- Owners: the model helps them make decisions over the project they are investing in.
- Designers: through the model, all designers from various fields can coordinate and share their ideas to have a more consistent building design.
- Contractors: the model helps contractors to understand better the idea that the designers want them to build, so there are less errors in the final product.
- Building operators: after the construction phase, the operation phase can also take advantage of having the information of the building in one model. The maintenance portion of the new building might be easier by having this information.
How much detail should you include in your building model? How do you decide?
- As you develop your initial design?
An initial design does not necessarily need a lot of detail, but the main structures such as: walls, floor and roof. The main details that could provide a better understanding on this initial design might be doors, and windows.
- As you continue to iterate and develop on your design?
As we continue to iterate in the design, then elements become important, so our ideas can be understood in a better way by all stakeholders.
- What are the key stages?
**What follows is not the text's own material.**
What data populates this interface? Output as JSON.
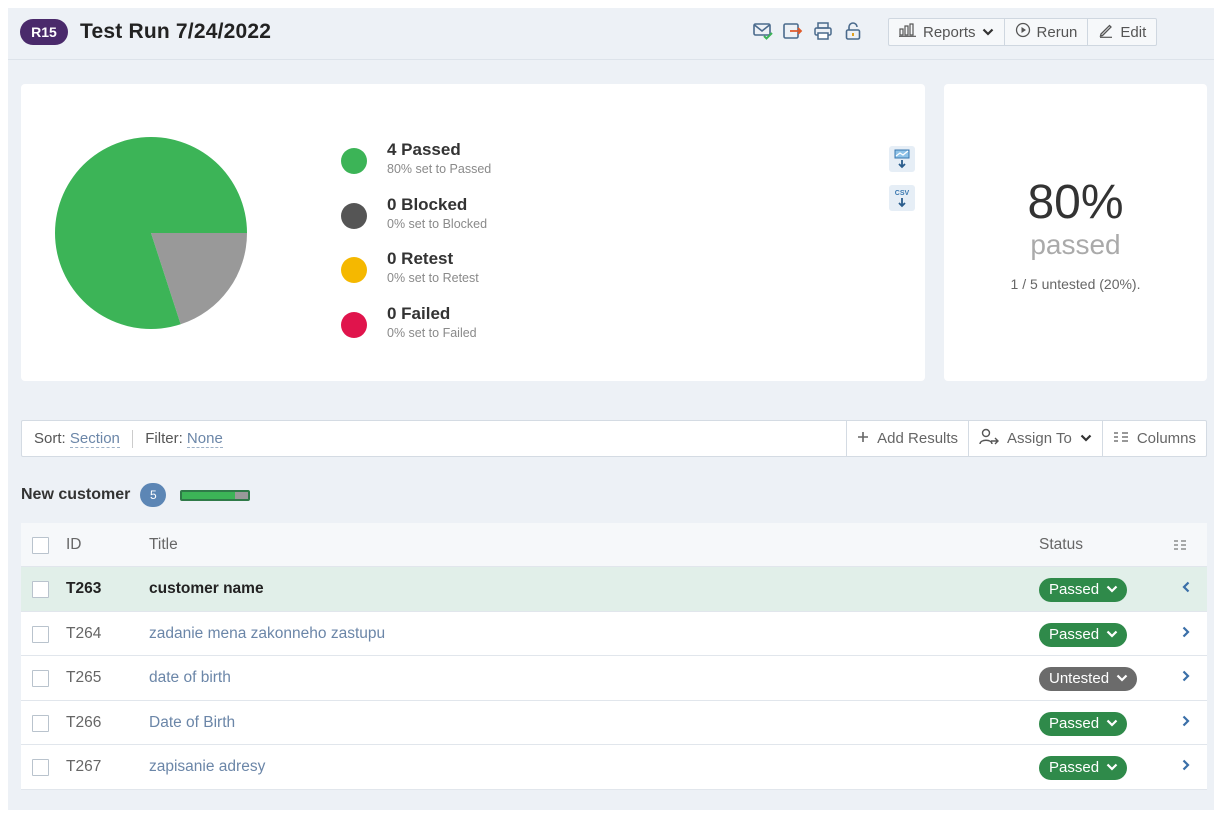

The key stages are: build a proposed design (includes walls, doors and windows, floor, and roof), add elements (such as plumbing fixtures, and furniture), add annotations to the plan view (including dimensions, text, and door and window tags), and finally, create a set of plans with different views (for example, floor plan, roof plan, elevations, and sections).
- And how much detail should you include at each stage?
As we progress in stages, we add more and more details until we have a fully developed set of plans.
How much detail should you include about the composition (layers, materials, thicknesses) of your wall, floor, and roof assemblies at different stages of your design process?
- Conceptual design
- Preliminary design
- Design development
- Construction documentation
Many door and window manufacturers provide Revit families for doors and windows that you can specify for your building design.
- What is the advantage to manufacturers for providing these families? (it's not free to create and provide them...)
The main advantage of using provided families from the manufacturers is that there is a more accurate information provided to all stakeholders on elements that already exist in the manufacturer's database and product catalog. Therefore, this makes it easier for the contractor to obtain the elements. This can help in having less errors as the designer specifies what elements should be used.
- What is the benefit to you as the designer of using these manufacturer-provided families? Is there an advantage to using them versus the families provided in the Revit library?
The main benefit is that my ideas can be transmitted more accurately, so there is a more visual advantage in communicating what I want in a model. The advantage of using the families provided by the manufacturer over the ones in the Revit library for me as a designer is that I can actually see how the final building will look like, and I can make design decisions based on the model. In other words, I do not have to wait until a building is fully constructed to see how it will look like.
What are the advantages of getting the Revit component families (for furniture, equipment, and fittings) directly from the manufacturer versus from an online sharing website like RevitCity.com?
The component families from RevitCity.com are elements created by users, so they do not fully represent elements that are sold by the manufacturers and can even have errors within them. Therefore, acquiring Revit component families from manufacturers is always the best option when working on a real-life project, but if it is only for representation/visualization purposes, RevitCity.com helps a lot.